Discoveries and Discussions
Working alongside participants from Tel-Aviv University, Heidelberg University, and many other schools, Moravians unearthed pottery fragments, jewelry, ritual baths, and hidden tunnels. Perhaps most significant was the discovery of an ancient reservoir system found on the last day of the dig. "Ramat Rahel was well known for its incredible palaces and architecture, but no one knew where it got its water. Now we know it was a reservoir system," said Professor Appler.
"When students open that dirt and pull out something thousands of years old ... they are really experiencing history," said Professor Appler.
Appler co-supervised a group that studied terraced gardens where grapes were grown millennia ago, most likely in soil transported from other areas. Radine co-supervised a group that excavated an area filled with jug fragments bearing royal seal impressions dated to four different periods, as early as the Iron Age. The jugs were used to collect taxes.
"Digs like these give students an opportunity to be in a different culture—literally in the land," said Professor Appler. "When they open that dirt and pull out something thousands of years old, they are the first to touch and taste it in all that time. They are really experiencing history."

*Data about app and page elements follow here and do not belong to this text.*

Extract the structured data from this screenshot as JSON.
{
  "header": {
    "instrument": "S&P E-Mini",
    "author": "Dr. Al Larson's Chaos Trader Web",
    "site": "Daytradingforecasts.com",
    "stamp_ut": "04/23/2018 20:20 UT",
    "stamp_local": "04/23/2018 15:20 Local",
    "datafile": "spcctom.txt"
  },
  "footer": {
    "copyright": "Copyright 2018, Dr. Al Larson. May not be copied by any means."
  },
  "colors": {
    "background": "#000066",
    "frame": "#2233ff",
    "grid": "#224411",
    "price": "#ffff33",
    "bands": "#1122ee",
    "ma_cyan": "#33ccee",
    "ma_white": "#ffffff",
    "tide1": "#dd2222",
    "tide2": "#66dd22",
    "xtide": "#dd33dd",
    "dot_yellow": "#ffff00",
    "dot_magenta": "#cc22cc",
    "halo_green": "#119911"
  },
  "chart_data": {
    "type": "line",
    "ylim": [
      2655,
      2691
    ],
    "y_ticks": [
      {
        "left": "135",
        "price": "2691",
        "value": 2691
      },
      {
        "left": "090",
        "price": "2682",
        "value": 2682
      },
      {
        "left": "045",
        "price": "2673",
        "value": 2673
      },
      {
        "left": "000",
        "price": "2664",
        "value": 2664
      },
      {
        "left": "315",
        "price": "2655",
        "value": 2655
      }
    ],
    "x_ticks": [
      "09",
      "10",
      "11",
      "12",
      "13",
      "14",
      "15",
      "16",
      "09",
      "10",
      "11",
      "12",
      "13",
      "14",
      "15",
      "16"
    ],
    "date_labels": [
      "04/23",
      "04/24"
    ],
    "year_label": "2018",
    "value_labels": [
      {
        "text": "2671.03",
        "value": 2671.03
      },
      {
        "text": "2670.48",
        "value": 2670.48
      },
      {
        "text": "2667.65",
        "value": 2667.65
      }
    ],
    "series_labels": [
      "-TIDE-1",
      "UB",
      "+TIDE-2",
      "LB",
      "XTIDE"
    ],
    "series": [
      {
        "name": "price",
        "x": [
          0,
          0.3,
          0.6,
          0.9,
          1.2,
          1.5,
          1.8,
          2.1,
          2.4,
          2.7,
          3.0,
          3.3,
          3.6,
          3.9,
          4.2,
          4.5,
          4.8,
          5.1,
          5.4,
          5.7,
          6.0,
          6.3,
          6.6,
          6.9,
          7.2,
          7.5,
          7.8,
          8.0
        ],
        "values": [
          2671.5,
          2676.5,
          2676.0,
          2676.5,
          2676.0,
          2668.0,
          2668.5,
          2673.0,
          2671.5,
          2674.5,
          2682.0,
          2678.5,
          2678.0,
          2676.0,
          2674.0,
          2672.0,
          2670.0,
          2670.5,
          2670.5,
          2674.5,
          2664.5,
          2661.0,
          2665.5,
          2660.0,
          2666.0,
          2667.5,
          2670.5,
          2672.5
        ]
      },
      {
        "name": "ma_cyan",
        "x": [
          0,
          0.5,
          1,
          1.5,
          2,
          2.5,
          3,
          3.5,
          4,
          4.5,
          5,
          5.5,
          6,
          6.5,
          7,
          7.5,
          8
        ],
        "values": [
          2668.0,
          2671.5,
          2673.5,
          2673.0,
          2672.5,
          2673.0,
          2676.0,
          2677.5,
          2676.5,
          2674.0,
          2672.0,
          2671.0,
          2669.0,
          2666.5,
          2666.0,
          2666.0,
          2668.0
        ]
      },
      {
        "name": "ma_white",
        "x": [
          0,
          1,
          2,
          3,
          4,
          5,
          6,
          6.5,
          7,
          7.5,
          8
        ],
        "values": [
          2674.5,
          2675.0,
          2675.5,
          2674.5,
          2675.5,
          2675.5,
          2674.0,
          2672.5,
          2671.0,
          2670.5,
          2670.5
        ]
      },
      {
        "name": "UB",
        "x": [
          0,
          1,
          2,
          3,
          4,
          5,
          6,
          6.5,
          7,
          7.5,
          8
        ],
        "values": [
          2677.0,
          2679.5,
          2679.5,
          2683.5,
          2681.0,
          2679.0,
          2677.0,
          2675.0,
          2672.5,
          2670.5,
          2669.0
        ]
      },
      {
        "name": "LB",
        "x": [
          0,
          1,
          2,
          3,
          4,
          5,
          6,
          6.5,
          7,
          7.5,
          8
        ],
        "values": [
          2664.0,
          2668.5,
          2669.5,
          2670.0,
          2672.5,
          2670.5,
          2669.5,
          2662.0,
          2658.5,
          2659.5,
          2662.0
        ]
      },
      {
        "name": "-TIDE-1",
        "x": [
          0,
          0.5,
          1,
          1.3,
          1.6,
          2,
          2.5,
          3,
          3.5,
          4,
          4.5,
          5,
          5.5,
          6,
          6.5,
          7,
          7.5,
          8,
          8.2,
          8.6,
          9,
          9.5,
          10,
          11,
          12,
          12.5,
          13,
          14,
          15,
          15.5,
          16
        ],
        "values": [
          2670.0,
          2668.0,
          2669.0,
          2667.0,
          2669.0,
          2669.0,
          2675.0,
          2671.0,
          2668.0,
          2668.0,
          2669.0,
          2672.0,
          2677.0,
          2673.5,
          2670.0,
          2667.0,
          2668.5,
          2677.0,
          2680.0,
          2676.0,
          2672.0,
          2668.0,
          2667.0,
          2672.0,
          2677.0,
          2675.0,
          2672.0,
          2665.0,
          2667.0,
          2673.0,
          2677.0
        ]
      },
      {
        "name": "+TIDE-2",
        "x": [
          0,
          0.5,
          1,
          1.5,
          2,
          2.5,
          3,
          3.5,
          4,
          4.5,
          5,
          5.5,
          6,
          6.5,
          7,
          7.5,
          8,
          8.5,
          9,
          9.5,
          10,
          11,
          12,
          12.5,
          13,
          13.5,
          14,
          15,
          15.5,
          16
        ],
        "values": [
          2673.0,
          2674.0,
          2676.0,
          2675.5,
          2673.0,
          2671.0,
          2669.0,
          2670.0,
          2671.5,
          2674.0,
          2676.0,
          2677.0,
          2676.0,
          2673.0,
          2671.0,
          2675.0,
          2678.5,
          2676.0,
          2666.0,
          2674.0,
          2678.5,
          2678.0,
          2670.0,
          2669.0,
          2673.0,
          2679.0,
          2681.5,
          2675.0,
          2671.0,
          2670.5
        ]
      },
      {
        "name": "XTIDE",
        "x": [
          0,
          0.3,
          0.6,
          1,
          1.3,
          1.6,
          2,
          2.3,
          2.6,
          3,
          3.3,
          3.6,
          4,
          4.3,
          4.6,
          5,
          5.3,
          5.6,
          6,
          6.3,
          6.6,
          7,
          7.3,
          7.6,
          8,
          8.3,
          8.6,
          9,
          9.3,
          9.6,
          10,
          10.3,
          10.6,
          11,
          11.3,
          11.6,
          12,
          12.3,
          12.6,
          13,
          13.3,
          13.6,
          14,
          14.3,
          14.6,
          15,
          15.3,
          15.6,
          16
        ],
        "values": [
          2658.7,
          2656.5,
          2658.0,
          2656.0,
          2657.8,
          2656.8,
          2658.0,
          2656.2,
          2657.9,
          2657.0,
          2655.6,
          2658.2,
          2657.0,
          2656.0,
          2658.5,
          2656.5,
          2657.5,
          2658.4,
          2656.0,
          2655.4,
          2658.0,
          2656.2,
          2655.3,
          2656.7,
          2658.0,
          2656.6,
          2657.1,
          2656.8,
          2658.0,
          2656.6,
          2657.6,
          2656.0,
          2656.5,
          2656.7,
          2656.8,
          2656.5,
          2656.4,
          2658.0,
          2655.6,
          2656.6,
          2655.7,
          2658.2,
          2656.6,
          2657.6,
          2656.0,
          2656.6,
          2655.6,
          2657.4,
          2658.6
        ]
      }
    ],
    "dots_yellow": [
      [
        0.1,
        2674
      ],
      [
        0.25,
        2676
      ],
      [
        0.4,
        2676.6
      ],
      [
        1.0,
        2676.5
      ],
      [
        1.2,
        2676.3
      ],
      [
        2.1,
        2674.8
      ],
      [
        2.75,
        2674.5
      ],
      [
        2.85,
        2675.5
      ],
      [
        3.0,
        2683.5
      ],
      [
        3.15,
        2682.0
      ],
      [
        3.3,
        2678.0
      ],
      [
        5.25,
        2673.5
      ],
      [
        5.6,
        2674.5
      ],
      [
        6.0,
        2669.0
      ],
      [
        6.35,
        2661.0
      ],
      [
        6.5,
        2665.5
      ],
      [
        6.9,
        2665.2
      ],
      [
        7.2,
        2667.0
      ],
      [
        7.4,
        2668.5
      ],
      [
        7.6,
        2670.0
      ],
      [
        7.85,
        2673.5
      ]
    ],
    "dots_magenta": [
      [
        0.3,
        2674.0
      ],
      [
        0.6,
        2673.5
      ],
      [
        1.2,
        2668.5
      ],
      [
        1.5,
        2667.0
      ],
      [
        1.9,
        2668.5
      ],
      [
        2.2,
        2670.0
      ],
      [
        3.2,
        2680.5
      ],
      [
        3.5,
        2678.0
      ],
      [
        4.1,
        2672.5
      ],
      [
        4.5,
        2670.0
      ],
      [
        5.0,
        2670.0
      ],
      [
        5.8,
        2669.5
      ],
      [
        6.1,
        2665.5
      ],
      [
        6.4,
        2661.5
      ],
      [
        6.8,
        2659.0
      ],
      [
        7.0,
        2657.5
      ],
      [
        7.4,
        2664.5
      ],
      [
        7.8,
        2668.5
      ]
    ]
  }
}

Professors Radine and Appler are already planning future collaborations that could include other excavations. The cross-institutional, international experience "is a wonderful opportunity for everyone involved," said Radine. "It provides students with a different and broader perspective."
"On an international dig, you get a chance to meet people who think differently," agreed Appler. "You discuss everything from the economy to health care—digging gives you a lot of time to talk."
InCommon is Moravian's internal newsletter, produced every two weeks during the academic year by the public relations office.